|Funding for:||UK Students, EU Students|
|Funding amount:||Not Specified|
|Placed On:||18th November 2021|
|Closes:||21st January 2022|
This is a BBSRC DTP CASE studentship in partnership with Exactmer. Funding covers UK tuition fee and stipend only. We are able to offer a limited number of scholarships that will enable full studentships to be awarded to international applicants. These full studentships will only be awarded to exceptional candidates, due to the competitive nature of this scheme.
Supervisors: Professor Jason Micklefield & Professor Perdita Barran
Project title: Enzymatic methods for assembly of nucleic acid therapeutic agents
Modified nucleic acids have emerged as a powerful new class of therapeutic agents for the prevention and treatment of a range of diseases (e.g. Inclisiran, a revolutionary cholesterol lowering drug (www.bbc.co.uk/news/health-58393866). Over 150 clinical trials are also ongoing using the main types of nucleic acid drugs, antisense oligonucleotides (ASOs) or small interfering RNAs (siRNA), for cancer, cardiovascular, neurodegenerative and infectious diseases etc. ASOs are short single stranded nucleic acids (oligonucleotides) that hybridise with messenger RNA (mRNA), modulating gene expression by blocking progression of the ribosome or inducing cleavage of the mRNA through recruitment of a ribonuclease enzyme (RNaseH). siRNA are short double stranded RNA molecules that bind to specific proteins in the cell to form a complex (RISC) which can cleave complementary mRNA targets. Despite their massive potential the production of these ‘magic bullets’ is extremely challenging, as extensive modification is required to evade nuclease degradation and to improve affinity for the mRNA target. In addition, their cellular uptake can be problematic, which often requires conjugation with other molecules to aid delivery. Currently solid phase synthesis is used to assemble ASOs and siRNAs. However, this requires an excess of costly precursors (monomers), toxic reagents, deleterious solvents and is very difficult to scale up, making treatments expensive and preventing development of new drugs. In this project we will develop more sustainable and scalable enzymatic methods to deliver essential ASO and siRNA medicines under mild conditions, in water, utilising more benign enzymes and renewable precursors. In collaboration with Exactmer (exactmer.com) we aim to: (i) Use directed evolution to engineer new enzymes that can assemble nucleotide monomers to generate target oligonucleotides with different chemical modifications; (ii) Explore the use of Exactmer’s membrane technology (Nanostar) platform for rapid assembly of target ASO and siRNA products, using the optimized enzymes; (iii) Establish more effective analytical methods (HPLC and mass spectrometry) to monitor the assembly and purify oligonucleotide products. Training will be provided in biological chemistry, biochemistry, enzymology, structural biology (X-ray crystallography), directed evolution, molecular biology and state-of-the-art analytical science under the supervision of Profs Jason Micklefield and Perdita Barran. The project will also involve close interactions with scientists from Exactmer, led by Prof Andrew Livingston, and will include a placement period at Exactmer where the student can obtain additional training and skills in leading industrial laboratories. Students from Chemistry or Biological Sciences degree programs, who wish to do cutting edge research at the Chemistry-Biology interface are encouraged to apply.

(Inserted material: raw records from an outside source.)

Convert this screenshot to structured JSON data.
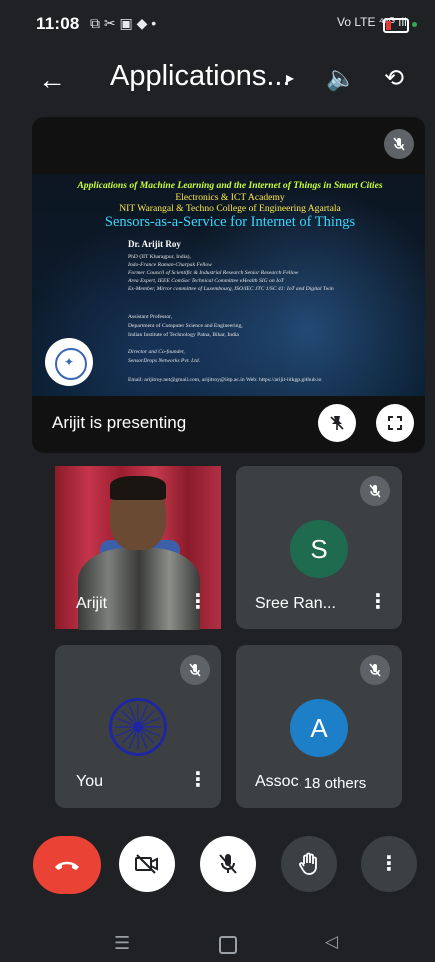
{
  "status_bar": {
    "time": "11:08",
    "left_icons": "⧉ ✂ ▣ ◆ •",
    "right_icons": "Vo LTE ⁴⁶ᴳ ıll"
  },
  "header": {
    "back_icon": "←",
    "title": "Applications...",
    "caret": "▸",
    "speaker_icon": "🔈",
    "camera_flip_icon": "⟲"
  },
  "presentation": {
    "mute_icon": "🎙̸",
    "slide": {
      "line1": "Applications of Machine Learning and the Internet of Things in Smart Cities",
      "line2": "Electronics & ICT Academy",
      "line3": "NIT Warangal & Techno College of Engineering Agartala",
      "line4": "Sensors-as-a-Service for Internet of Things",
      "name": "Dr. Arijit Roy",
      "details": [
        "PhD (IIT Kharagpur, India),",
        "Indo-France Raman-Charpak Fellow",
        "Former Council of Scientific & Industrial Research Senior Research Fellow",
        "Area Expert, IEEE ComSoc Technical Committee eHealth SIG on IoT",
        "Ex-Member, Mirror committee of Luxembourg, ISO/IEC JTC 1/SC 41: IoT and Digital Twin",
        "Assistant Professor,",
        "Department of Computer Science and Engineering,",
        "Indian Institute of Technology Patna, Bihar, India",
        "Director and Co-founder,",
        "SensorDrops Networks Pvt. Ltd."
      ],
      "email": "Email: arijitroy.net@gmail.com, arijitroy@iitp.ac.in Web: https://arijit-iitkgp.github.io"
    },
    "presenting_label": "Arijit is presenting",
    "unpin_icon": "📌",
    "fullscreen_icon": "⛶"
  },
  "tiles": [
    {
      "label": "Arijit",
      "muted": false
    },
    {
      "label": "Sree Ran...",
      "avatar": "S",
      "muted": true
    },
    {
      "label": "You",
      "muted": true
    },
    {
      "label": "Assoc...",
      "avatar": "A",
      "muted": true,
      "others": "18 others"
    }
  ],
  "controls": {
    "end_icon": "☎",
    "camera_off_icon": "⊘",
    "mic_off_icon": "🎙̸",
    "hand_icon": "✋",
    "more_icon": "⋮"
  },
  "nav": {
    "menu_icon": "☰",
    "back_icon": "◁"
  },
  "colors": {
    "end_call": "#ea4335",
    "tile_bg": "#3c4043",
    "avatar_s": "#1e6b4f",
    "avatar_a": "#1c7fc7"
  }
}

Applicants must have obtained or be about to obtain a First or Upper Second class UK honours degree, or the equivalent qualifications gained outside the UK, in an appropriate area of science, engineering or technology.
How to Apply
Interested applicants should make contact with the Primary Supervisor to discuss the project as soon as possible.
Type / Role: